Sunday, October 25, 2009
More reasons to hate big banks and to do whatever it takes to get your credit cards paid off as quickly as possible and never, ever again carry a balance are provided in this column by David Lazarus in today's LA Times.
Ed Myska works as executive vice president of El Segundo's Bank of Manhattan, so it's pretty fair to say that he knows a thing or two about keeping his financial house in order.Obviously, Mr. Myska's mistake is that he occasionally does carry a balance, the big bad banks figuring they can make up in quality what they're lacking in quantity from this particular customer (at least from their point of view).
Yet he was among numerous people who have been notified by Citibank in recent days that the interest rate on their credit cards is soaring to almost 30%.
Letters being mailed out by Citi say only that the rate increase will allow the company "to continue to provide our customers with access to credit."
Myska told me he seldom carries a balance for more than a couple of months and never misses a payment.

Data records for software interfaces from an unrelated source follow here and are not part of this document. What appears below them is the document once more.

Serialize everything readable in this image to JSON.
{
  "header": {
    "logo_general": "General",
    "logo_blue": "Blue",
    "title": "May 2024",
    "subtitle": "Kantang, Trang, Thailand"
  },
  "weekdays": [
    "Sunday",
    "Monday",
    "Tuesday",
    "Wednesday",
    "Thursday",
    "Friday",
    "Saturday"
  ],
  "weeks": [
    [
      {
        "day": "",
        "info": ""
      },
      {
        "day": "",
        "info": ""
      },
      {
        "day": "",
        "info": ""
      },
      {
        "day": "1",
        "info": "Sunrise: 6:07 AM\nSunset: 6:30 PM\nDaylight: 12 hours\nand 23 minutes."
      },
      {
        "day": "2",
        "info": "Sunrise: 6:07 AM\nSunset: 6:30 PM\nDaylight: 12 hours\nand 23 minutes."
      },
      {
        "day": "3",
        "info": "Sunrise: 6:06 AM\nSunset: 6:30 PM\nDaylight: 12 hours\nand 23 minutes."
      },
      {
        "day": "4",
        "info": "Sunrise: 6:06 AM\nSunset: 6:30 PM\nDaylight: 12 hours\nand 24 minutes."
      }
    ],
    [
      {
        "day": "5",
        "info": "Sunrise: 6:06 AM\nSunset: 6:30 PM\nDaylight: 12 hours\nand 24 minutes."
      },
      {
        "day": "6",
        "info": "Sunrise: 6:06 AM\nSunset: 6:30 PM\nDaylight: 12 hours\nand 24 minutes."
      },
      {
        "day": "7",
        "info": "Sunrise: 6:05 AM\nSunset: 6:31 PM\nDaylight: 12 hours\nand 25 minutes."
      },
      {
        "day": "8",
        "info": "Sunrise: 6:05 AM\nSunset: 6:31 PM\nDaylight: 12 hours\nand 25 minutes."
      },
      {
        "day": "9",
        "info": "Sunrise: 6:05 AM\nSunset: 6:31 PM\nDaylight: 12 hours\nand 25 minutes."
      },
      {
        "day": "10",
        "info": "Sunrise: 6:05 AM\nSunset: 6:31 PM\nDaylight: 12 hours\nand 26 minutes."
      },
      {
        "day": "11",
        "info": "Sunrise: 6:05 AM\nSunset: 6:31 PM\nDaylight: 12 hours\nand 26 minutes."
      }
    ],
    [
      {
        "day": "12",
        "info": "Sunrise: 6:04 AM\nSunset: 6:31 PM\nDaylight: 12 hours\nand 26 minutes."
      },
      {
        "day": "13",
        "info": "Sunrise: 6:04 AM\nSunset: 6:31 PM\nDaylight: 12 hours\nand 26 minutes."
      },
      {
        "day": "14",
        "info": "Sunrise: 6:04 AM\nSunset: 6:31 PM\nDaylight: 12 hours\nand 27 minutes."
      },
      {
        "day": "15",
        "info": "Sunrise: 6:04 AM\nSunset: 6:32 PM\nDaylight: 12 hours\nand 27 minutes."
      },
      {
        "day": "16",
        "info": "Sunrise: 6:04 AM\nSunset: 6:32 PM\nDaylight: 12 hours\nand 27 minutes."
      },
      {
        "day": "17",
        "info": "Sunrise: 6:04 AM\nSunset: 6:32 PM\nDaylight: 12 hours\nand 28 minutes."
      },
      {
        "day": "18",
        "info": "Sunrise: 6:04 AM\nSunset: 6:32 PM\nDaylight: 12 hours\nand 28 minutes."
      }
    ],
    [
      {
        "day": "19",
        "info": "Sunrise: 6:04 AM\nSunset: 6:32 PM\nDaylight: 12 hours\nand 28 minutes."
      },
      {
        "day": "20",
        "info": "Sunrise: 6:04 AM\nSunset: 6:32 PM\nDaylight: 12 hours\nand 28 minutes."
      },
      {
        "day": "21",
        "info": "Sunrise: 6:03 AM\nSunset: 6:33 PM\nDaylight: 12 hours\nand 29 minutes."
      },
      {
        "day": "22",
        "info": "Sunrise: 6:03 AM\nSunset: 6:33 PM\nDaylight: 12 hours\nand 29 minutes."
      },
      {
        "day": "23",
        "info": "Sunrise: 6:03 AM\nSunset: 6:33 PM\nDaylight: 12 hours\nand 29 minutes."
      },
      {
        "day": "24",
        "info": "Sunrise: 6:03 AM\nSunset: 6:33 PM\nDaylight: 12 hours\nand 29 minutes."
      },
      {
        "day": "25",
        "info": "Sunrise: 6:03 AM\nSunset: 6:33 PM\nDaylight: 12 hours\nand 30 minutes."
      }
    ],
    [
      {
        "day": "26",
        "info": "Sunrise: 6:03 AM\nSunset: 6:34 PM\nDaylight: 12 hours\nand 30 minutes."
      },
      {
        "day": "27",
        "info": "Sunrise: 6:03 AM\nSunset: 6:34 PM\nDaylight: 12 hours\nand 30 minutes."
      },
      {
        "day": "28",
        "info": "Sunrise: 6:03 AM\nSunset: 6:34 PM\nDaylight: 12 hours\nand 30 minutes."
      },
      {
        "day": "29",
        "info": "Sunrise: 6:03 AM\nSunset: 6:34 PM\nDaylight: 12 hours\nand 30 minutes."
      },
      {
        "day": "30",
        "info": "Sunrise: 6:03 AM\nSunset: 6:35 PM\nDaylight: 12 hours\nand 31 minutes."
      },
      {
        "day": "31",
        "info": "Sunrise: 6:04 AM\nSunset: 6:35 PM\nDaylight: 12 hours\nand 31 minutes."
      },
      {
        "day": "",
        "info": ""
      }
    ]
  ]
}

He now plans to burn off the mileage accumulated on his plastic and then switch to another card.
"If we ran our bank the way Citi runs theirs, we wouldn't be in business," Myska said. "Our clients wouldn't put up with it -- and they shouldn't have to. Fees and rates should be fair."
Having paid off all of our credit cards many years ago after playing the "Zero percent interest for six months" shuffle for a number of years prior to that, I can tell you from personal experience that once you are free of this burden, you'll never go back.
Want less, spend less, and don't rely on Citibank or Bank of America to finance your lifestyle.
There's more in this report including Fed chief Ben Bernanke's concern that the banks be provided with sufficient time for an "orderly transition" to new rules aimed at protecting consumers that are set to take effect early next year.
It seems that some lawmakers want to get these safeguards into place sooner rather than later and both sides are now scrambling to make adjustments.
Some comments from the banksters:
Samuel Wang, a Citi spokesman, declined to comment on details of the new fee. He said only that "a small number of Citi customers were notified in August of changes to their card agreement which included an annual fee."No.
For its part, Bank of America says it will soon start experimenting with annual credit card fees ranging from $29 to $99.
"We are testing an annual fee on a very, very limited number of consumer credit card accounts," said Betty Riess, a BofA spokeswoman.
"Customers can reject the fee, but we will close the account."
Will the fee be imposed on cardholders who pay off their bill monthly and don't carry a balance?
"That's not the basis for selecting accounts," Riess answered. "But conceivably some accounts that typically pay off monthly could be in the test."
Other banks have said they plan to introduce "inactivity fees" for credit cards that aren't being used enough.
Is it any wonder that lawmakers are saying consumers need safeguards sooner than later?
Somehow, all those Visa/Mastercard "Priceless" commercials take on a whole different feel after reading about developments such as the ones above.
Hopefully, there will be some good parodies of these spots in the coming months.